House Appropriations Committee Chairman C.W. Bill Young (R-Fla.) yesterday hailed the administration's $3.1 billion request for relief from the devastation of hurricanes Charley and Frances.

Although the latest request deals with the aftermath of the most recent hurricanes, Young noted that with more storms likely, additional aid could be necessary.

Of the total, $2 billion would go to the Federal Emergency Management Agency, which provides aid to individuals and state agencies. Funds were also requested for the Small Business Administration, the American Red Cross and NASA, which suffered damage to the Kennedy Space Center.

Despite a loosening of purse strings in other areas, the Senate yesterday turned back Democratic initiatives to increase spending for homeland security, including a proposal to nearly double funding for such high-threat urban areas as New York and Washington.

As it considered the $36.7 billion spending bill for domestic security, the Senate rejected a proposal by Sens.
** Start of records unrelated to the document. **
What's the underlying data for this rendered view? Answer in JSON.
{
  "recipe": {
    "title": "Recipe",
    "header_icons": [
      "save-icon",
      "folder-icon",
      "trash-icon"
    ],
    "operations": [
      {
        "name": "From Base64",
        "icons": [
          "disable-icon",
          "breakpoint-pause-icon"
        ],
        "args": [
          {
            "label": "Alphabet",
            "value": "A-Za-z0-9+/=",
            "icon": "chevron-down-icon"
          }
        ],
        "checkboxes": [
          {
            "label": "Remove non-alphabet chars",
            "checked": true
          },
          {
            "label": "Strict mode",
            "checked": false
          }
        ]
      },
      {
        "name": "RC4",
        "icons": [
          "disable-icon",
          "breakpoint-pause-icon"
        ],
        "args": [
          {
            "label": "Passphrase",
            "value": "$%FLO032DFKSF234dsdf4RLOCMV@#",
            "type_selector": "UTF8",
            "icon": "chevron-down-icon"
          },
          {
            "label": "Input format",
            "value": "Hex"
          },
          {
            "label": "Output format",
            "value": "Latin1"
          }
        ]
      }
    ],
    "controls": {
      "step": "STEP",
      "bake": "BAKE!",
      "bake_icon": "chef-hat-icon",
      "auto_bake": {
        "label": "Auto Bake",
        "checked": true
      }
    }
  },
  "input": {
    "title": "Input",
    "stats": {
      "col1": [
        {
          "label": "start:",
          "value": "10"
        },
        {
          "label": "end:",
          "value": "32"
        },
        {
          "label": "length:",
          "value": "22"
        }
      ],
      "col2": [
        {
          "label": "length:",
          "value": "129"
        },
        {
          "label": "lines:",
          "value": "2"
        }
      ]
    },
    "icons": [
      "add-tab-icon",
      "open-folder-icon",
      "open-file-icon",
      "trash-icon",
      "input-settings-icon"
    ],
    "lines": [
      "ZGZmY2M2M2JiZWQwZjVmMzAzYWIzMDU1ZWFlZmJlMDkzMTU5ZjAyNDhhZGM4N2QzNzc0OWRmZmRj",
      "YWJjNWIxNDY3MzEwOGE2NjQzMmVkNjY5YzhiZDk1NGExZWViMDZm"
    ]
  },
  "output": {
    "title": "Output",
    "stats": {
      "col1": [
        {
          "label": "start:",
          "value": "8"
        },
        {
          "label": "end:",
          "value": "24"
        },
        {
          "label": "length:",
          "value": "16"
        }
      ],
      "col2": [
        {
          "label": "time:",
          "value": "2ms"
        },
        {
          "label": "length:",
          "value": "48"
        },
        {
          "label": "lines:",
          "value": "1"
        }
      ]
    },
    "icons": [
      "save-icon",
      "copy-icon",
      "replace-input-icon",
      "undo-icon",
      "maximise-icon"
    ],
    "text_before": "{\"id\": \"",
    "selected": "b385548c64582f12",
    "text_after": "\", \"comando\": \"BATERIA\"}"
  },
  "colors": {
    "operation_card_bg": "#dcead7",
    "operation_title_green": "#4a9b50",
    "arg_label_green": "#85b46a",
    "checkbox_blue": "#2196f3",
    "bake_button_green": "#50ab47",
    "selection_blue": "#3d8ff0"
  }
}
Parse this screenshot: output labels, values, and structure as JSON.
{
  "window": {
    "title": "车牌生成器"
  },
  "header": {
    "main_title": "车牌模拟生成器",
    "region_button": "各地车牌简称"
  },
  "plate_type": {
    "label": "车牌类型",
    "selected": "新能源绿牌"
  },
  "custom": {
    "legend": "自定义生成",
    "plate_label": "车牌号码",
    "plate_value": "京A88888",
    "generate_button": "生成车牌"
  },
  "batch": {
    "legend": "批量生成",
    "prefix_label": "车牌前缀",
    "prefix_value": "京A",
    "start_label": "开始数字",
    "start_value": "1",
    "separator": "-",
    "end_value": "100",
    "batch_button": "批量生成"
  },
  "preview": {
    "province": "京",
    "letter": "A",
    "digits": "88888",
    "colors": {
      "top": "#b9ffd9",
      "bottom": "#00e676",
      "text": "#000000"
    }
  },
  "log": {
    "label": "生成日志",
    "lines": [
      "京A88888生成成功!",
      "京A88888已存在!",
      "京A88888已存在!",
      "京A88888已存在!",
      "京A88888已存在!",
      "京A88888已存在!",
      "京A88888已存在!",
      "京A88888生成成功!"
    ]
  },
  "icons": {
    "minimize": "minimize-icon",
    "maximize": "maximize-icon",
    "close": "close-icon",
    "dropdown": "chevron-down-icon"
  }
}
Hillary Rodham Clinton and Charles E. Schumer, both New York Democrats, to add $625 million to the $875 million already in the legislation for the nation's most vulnerable population centers. This would have brought the total to $1.5 billion, the figure recommended by Bush for high-risk areas.

But Sen. Thad Cochran (R-Miss.), chairman of the Appropriations subcommittee for homeland security, said that high-threat areas are receiving extra money and that their needs are being met.

The largely party-line vote was 50 to 43 against the amendment. It would have taken 60 votes to approve the additional money because it breached budget limits.

Maryland Democrats Barbara A. Mikulski and Paul S. Sarbanes voted for the proposal; Virginia Republicans John W. Warner and George Allen voted against it.

Few other Democratic proposals have passed during a week of debate on the measure, although the Senate approved a bipartisan amendment to add $687 million for border protection, air marshals and other security efforts. Yesterday the Senate rejected efforts to add funds for firefighters and enhanced security at chemical plants.

Sen. Ted Stevens said some budgetary maneuvering is needed.